▶ _TRY IT_: Output the following data exactly.

Stored data

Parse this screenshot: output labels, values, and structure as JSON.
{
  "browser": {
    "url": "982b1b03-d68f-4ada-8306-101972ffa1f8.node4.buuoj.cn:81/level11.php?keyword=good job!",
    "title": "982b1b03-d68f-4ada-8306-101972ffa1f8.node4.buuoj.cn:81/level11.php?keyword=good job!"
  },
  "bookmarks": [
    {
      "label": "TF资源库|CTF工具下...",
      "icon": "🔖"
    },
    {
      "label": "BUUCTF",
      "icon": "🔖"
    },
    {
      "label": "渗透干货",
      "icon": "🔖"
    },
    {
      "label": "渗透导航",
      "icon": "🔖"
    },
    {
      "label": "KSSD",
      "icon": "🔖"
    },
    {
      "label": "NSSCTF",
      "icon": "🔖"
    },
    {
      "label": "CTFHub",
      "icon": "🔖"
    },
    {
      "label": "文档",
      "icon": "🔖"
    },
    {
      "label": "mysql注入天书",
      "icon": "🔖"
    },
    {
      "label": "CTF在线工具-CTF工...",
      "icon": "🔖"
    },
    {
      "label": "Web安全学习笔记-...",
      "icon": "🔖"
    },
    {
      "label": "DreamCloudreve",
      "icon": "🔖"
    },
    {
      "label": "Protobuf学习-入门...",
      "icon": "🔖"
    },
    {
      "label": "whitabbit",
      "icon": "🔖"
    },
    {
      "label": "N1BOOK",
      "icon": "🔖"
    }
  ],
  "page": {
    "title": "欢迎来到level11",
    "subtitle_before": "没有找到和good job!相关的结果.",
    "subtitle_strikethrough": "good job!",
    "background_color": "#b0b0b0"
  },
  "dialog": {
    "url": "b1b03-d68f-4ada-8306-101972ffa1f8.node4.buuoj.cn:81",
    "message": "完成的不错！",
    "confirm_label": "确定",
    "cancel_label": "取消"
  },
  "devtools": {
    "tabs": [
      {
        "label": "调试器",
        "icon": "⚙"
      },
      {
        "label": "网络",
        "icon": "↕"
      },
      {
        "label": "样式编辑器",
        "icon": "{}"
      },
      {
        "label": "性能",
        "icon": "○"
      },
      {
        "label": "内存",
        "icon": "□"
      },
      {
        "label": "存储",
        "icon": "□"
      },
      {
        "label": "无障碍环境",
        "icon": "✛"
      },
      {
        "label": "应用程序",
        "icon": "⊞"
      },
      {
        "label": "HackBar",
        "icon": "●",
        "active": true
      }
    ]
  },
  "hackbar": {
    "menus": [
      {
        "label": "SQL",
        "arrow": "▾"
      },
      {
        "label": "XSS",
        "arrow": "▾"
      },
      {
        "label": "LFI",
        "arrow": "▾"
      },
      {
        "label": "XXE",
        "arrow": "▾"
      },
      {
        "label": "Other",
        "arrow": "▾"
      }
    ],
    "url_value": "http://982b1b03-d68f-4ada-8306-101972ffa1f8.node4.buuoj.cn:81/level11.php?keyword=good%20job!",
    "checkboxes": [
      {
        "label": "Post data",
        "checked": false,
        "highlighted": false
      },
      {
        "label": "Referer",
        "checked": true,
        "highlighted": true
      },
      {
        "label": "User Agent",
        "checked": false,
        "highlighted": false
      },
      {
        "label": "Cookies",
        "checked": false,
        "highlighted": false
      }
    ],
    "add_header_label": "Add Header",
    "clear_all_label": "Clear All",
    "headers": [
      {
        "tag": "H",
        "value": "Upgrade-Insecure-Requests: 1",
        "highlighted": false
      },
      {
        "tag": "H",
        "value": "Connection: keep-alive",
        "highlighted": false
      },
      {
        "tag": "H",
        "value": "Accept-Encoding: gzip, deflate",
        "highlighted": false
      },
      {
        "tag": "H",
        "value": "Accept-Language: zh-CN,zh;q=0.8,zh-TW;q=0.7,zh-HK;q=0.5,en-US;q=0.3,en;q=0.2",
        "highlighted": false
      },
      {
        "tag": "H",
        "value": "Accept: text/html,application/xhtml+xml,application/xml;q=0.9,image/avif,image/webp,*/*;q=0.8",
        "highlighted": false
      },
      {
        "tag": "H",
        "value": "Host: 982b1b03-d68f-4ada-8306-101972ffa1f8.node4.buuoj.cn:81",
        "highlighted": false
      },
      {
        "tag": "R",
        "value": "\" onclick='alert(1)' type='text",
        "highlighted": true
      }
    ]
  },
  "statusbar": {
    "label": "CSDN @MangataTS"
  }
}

▶ _EXERCISE SOLUTION_:
Parse this screenshot: output labels, values, and structure as JSON.
{
  "browser": {
    "url": "982b1b03-d68f-4ada-8306-101972ffa1f8.node4.buuoj.cn:81/level11.php?keyword=good job!",
    "title": "982b1b03-d68f-4ada-8306-101972ffa1f8.node4.buuoj.cn:81/level11.php?keyword=good job!"
  },
  "bookmarks": [
    {
      "label": "TF资源库|CTF工具下...",
      "icon": "🔖"
    },
    {
      "label": "BUUCTF",
      "icon": "🔖"
    },
    {
      "label": "渗透干货",
      "icon": "🔖"
    },
    {
      "label": "渗透导航",
      "icon": "🔖"
    },
    {
      "label": "KSSD",
      "icon": "🔖"
    },
    {
      "label": "NSSCTF",
      "icon": "🔖"
    },
    {
      "label": "CTFHub",
      "icon": "🔖"
    },
    {
      "label": "文档",
      "icon": "🔖"
    },
    {
      "label": "mysql注入天书",
      "icon": "🔖"
    },
    {
      "label": "CTF在线工具-CTF工...",
      "icon": "🔖"
    },
    {
      "label": "Web安全学习笔记-...",
      "icon": "🔖"
    },
    {
      "label": "DreamCloudreve",
      "icon": "🔖"
    },
    {
      "label": "Protobuf学习-入门...",
      "icon": "🔖"
    },
    {
      "label": "whitabbit",
      "icon": "🔖"
    },
    {
      "label": "N1BOOK",
      "icon": "🔖"
    }
  ],
  "page": {
    "title": "欢迎来到level11",
    "subtitle_before": "没有找到和good job!相关的结果.",
    "subtitle_strikethrough": "good job!",
    "background_color": "#b0b0b0"
  },
  "dialog": {
    "url": "b1b03-d68f-4ada-8306-101972ffa1f8.node4.buuoj.cn:81",
    "message": "完成的不错！",
    "confirm_label": "确定",
    "cancel_label": "取消"
  },
  "devtools": {
    "tabs": [
      {
        "label": "调试器",
        "icon": "⚙"
      },
      {
        "label": "网络",
        "icon": "↕"
      },
      {
        "label": "样式编辑器",
        "icon": "{}"
      },
      {
        "label": "性能",
        "icon": "○"
      },
      {
        "label": "内存",
        "icon": "□"
      },
      {
        "label": "存储",
        "icon": "□"
      },
      {
        "label": "无障碍环境",
        "icon": "✛"
      },
      {
        "label": "应用程序",
        "icon": "⊞"
      },
      {
        "label": "HackBar",
        "icon": "●",
        "active": true
      }
    ]
  },
  "hackbar": {
    "menus": [
      {
        "label": "SQL",
        "arrow": "▾"
      },
      {
        "label": "XSS",
        "arrow": "▾"
      },
      {
        "label": "LFI",
        "arrow": "▾"
      },
      {
        "label": "XXE",
        "arrow": "▾"
      },
      {
        "label": "Other",
        "arrow": "▾"
      }
    ],
    "url_value": "http://982b1b03-d68f-4ada-8306-101972ffa1f8.node4.buuoj.cn:81/level11.php?keyword=good%20job!",
    "checkboxes": [
      {
        "label": "Post data",
        "checked": false,
        "highlighted": false
      },
      {
        "label": "Referer",
        "checked": true,
        "highlighted": true
      },
      {
        "label": "User Agent",
        "checked": false,
        "highlighted": false
      },
      {
        "label": "Cookies",
        "checked": false,
        "highlighted": false
      }
    ],
    "add_header_label": "Add Header",
    "clear_all_label": "Clear All",
    "headers": [
      {
        "tag": "H",
        "value": "Upgrade-Insecure-Requests: 1",
        "highlighted": false
      },
      {
        "tag": "H",
        "value": "Connection: keep-alive",
        "highlighted": false
      },
      {
        "tag": "H",
        "value": "Accept-Encoding: gzip, deflate",
        "highlighted": false
      },
      {
        "tag": "H",
        "value": "Accept-Language: zh-CN,zh;q=0.8,zh-TW;q=0.7,zh-HK;q=0.5,en-US;q=0.3,en;q=0.2",
        "highlighted": false
      },
      {
        "tag": "H",
        "value": "Accept: text/html,application/xhtml+xml,application/xml;q=0.9,image/avif,image/webp,*/*;q=0.8",
        "highlighted": false
      },
      {
        "tag": "H",
        "value": "Host: 982b1b03-d68f-4ada-8306-101972ffa1f8.node4.buuoj.cn:81",
        "highlighted": false
      },
      {
        "tag": "R",
        "value": "\" onclick='alert(1)' type='text",
        "highlighted": true
      }
    ]
  },
  "statusbar": {
    "label": "CSDN @MangataTS"
  }
}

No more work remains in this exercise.